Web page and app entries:
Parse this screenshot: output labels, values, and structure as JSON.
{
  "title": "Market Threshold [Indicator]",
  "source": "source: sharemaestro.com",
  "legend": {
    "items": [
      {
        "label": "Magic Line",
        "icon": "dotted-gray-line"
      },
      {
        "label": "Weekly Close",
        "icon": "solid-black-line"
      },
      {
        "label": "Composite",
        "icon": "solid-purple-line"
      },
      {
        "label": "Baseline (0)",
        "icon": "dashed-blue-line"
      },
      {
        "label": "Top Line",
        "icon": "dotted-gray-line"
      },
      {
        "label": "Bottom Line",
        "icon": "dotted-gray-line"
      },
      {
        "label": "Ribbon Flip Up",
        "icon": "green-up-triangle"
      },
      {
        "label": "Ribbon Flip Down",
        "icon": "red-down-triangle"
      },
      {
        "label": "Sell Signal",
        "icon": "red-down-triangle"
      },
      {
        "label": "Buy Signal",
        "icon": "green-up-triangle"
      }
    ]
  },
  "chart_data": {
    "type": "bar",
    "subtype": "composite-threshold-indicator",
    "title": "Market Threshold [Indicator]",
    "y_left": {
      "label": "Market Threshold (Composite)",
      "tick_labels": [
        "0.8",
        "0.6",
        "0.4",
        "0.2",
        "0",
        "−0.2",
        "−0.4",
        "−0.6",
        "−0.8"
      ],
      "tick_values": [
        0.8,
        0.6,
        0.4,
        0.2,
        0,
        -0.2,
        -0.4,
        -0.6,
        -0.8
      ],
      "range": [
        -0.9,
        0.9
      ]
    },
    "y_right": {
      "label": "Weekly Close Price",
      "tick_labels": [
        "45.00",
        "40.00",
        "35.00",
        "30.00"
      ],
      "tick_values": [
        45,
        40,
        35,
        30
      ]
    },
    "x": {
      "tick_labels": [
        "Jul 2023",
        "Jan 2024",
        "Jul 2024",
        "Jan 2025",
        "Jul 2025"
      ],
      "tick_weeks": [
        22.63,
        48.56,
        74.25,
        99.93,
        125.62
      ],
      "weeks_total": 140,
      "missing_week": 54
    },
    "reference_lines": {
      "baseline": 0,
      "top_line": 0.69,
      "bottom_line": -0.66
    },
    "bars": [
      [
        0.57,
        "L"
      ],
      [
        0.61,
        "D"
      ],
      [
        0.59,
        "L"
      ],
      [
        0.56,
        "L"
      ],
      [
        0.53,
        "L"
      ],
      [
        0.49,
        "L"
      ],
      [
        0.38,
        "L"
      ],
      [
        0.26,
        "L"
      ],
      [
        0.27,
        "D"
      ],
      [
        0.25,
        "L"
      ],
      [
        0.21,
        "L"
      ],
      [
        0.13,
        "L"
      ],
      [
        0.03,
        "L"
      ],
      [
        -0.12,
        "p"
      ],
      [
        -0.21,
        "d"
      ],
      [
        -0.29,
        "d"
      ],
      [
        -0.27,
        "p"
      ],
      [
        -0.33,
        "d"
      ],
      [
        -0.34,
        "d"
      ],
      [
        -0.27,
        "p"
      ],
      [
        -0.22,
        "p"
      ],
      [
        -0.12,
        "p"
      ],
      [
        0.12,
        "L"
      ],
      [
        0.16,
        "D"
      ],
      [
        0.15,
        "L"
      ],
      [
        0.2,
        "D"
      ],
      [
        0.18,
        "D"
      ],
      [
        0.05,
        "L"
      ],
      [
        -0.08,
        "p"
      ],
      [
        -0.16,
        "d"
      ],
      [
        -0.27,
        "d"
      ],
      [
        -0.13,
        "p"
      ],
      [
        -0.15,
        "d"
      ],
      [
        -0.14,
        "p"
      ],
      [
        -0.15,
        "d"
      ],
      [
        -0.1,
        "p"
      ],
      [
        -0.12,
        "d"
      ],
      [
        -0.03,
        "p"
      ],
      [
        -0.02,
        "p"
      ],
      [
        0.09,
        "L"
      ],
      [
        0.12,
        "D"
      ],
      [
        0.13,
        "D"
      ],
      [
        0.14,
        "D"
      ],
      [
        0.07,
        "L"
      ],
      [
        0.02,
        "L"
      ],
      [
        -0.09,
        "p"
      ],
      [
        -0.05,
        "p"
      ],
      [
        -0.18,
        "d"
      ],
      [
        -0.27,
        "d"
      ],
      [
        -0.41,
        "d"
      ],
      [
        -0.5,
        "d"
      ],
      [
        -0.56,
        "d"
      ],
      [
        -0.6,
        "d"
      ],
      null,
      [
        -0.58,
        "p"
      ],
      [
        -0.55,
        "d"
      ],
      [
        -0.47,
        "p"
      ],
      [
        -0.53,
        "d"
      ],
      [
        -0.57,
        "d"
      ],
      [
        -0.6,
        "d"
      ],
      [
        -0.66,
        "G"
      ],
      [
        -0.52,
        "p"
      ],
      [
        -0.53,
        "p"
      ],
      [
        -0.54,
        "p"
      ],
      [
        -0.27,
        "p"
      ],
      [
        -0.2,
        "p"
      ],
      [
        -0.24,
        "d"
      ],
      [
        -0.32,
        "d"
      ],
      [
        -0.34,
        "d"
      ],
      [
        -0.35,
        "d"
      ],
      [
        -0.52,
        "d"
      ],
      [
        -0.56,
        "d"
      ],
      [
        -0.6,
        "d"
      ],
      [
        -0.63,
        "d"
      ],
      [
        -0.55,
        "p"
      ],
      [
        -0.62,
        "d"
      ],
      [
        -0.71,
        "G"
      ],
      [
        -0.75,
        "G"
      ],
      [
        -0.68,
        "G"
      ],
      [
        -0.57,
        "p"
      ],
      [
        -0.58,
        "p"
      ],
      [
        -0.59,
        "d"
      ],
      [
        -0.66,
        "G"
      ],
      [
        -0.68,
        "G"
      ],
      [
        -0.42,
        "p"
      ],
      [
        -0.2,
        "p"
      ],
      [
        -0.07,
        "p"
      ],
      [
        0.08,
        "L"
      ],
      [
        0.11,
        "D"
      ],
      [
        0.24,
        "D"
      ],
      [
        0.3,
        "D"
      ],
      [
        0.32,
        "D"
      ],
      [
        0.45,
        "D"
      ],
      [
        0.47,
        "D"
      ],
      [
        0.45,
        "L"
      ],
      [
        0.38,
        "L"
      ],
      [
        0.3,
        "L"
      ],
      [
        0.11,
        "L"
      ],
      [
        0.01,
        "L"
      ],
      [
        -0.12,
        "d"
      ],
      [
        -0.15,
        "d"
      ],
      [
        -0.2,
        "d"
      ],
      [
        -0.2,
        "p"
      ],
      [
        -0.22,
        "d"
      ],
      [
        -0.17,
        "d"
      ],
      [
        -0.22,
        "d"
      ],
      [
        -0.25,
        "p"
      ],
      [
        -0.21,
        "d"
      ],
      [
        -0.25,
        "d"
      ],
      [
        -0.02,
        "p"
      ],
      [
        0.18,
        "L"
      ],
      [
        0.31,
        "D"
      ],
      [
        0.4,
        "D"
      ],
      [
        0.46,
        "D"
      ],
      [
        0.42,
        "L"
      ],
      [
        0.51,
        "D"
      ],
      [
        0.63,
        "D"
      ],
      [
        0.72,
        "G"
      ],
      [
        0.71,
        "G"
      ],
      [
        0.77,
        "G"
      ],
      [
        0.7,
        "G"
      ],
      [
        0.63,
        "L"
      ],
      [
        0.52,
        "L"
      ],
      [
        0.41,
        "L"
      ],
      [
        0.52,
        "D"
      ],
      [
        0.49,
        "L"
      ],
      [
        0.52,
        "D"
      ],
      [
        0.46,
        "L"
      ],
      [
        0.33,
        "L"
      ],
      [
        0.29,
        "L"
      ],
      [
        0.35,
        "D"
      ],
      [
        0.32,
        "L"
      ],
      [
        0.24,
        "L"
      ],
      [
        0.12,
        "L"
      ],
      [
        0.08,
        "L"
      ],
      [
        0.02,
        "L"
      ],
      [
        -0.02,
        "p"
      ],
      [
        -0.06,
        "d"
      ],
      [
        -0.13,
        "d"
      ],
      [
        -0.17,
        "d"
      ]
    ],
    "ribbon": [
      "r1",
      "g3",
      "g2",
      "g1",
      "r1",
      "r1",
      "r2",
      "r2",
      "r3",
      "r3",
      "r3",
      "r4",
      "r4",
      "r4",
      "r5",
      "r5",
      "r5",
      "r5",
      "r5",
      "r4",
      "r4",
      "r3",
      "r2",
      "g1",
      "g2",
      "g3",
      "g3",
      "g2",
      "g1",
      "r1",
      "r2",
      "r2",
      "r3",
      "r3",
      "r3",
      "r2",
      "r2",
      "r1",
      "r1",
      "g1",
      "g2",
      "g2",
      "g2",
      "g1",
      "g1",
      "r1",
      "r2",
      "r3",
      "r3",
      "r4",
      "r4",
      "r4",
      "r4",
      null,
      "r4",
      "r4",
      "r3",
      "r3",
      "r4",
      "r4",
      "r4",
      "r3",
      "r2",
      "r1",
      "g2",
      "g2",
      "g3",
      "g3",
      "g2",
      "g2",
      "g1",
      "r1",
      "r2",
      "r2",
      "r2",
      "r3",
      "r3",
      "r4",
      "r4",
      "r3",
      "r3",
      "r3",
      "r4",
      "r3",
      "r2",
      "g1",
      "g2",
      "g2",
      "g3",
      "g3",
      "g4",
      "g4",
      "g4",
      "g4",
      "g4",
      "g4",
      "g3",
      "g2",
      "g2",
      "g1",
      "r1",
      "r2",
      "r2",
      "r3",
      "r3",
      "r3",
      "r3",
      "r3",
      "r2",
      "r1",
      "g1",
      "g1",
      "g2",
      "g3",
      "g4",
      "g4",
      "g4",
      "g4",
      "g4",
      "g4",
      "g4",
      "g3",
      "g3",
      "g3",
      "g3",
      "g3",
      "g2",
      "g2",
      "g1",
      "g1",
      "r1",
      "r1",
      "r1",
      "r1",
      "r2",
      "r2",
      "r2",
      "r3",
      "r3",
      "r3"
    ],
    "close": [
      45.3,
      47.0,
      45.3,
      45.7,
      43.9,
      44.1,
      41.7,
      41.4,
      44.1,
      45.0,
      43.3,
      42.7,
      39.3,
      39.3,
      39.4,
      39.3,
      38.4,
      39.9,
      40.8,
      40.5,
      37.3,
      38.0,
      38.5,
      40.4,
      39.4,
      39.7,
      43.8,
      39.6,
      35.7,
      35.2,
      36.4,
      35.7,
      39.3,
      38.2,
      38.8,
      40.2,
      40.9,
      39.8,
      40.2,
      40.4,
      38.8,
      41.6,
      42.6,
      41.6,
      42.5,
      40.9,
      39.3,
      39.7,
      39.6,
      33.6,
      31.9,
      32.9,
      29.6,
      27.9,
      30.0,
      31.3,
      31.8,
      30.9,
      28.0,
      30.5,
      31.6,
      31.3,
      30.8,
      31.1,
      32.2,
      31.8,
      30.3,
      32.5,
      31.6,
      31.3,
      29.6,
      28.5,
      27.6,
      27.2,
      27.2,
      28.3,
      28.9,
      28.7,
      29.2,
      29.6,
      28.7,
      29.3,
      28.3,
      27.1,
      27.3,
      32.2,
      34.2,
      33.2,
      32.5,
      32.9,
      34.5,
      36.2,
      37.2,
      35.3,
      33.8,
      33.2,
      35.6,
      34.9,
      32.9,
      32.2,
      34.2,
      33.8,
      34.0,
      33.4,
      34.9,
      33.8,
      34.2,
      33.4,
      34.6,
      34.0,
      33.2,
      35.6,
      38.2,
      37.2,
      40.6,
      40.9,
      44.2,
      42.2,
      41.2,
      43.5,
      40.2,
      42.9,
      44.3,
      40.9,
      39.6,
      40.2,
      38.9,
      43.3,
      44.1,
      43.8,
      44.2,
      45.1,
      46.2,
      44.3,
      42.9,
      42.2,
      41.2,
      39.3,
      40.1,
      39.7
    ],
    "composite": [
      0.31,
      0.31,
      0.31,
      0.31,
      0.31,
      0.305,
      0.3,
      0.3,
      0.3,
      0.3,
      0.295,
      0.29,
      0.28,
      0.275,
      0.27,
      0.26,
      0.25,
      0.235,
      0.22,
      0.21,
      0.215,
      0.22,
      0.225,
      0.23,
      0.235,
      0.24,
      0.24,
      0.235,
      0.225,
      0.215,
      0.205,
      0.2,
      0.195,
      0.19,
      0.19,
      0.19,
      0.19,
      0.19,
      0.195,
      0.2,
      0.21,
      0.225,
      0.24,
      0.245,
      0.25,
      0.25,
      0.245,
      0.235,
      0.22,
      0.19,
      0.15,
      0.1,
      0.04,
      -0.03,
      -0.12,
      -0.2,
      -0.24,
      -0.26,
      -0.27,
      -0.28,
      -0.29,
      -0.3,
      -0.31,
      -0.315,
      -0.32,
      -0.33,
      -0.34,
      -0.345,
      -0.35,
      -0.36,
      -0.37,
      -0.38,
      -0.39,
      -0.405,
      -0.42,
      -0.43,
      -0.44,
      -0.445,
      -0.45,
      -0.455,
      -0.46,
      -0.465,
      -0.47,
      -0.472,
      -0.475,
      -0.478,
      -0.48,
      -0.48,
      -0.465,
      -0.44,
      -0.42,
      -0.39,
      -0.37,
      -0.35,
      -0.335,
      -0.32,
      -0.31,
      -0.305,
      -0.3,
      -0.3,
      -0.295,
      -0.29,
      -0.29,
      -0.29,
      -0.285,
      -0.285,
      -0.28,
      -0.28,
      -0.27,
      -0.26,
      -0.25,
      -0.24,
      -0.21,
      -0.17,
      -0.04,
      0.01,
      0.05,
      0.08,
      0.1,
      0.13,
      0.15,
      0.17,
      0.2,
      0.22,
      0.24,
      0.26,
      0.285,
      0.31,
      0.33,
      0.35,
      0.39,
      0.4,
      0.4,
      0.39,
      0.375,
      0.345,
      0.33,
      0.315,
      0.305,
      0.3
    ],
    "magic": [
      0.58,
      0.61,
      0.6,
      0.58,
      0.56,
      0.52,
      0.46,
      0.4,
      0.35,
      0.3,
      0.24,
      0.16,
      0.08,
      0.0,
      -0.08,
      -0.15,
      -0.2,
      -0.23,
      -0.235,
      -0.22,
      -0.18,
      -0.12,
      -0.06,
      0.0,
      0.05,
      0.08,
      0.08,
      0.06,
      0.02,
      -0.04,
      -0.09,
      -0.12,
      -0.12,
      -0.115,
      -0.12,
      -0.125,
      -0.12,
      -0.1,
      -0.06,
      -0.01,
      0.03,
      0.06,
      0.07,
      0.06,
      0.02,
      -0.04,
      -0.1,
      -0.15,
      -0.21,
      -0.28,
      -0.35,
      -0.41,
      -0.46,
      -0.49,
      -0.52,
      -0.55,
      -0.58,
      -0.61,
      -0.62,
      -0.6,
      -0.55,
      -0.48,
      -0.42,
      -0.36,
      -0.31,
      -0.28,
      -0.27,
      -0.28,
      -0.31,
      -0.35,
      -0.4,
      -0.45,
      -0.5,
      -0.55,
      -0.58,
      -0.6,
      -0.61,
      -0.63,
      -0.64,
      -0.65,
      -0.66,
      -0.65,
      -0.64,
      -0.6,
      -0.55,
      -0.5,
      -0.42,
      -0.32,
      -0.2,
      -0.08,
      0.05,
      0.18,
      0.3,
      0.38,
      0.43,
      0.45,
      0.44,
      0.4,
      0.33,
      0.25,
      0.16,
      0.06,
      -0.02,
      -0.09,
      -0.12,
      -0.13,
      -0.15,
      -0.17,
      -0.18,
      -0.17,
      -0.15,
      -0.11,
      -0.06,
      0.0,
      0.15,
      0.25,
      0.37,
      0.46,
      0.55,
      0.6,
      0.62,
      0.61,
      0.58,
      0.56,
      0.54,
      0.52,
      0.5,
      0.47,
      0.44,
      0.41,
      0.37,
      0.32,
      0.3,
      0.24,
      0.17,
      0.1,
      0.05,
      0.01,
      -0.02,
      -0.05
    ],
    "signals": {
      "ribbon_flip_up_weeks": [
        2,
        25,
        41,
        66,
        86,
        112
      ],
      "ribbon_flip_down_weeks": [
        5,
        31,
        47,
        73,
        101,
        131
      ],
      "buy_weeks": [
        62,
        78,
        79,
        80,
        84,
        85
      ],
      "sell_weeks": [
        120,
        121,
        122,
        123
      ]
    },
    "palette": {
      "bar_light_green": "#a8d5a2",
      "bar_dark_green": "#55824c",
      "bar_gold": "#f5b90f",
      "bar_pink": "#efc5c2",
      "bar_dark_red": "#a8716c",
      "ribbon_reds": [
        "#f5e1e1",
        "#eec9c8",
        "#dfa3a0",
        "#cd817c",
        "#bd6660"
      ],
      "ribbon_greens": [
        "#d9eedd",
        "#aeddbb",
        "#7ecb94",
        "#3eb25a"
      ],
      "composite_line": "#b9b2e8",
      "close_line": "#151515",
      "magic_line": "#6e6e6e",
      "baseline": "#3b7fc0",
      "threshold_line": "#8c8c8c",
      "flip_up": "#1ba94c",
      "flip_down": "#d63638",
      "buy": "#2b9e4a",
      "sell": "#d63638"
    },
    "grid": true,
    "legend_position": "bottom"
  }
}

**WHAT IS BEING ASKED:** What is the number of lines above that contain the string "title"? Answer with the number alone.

**ANSWER SECTION:** 2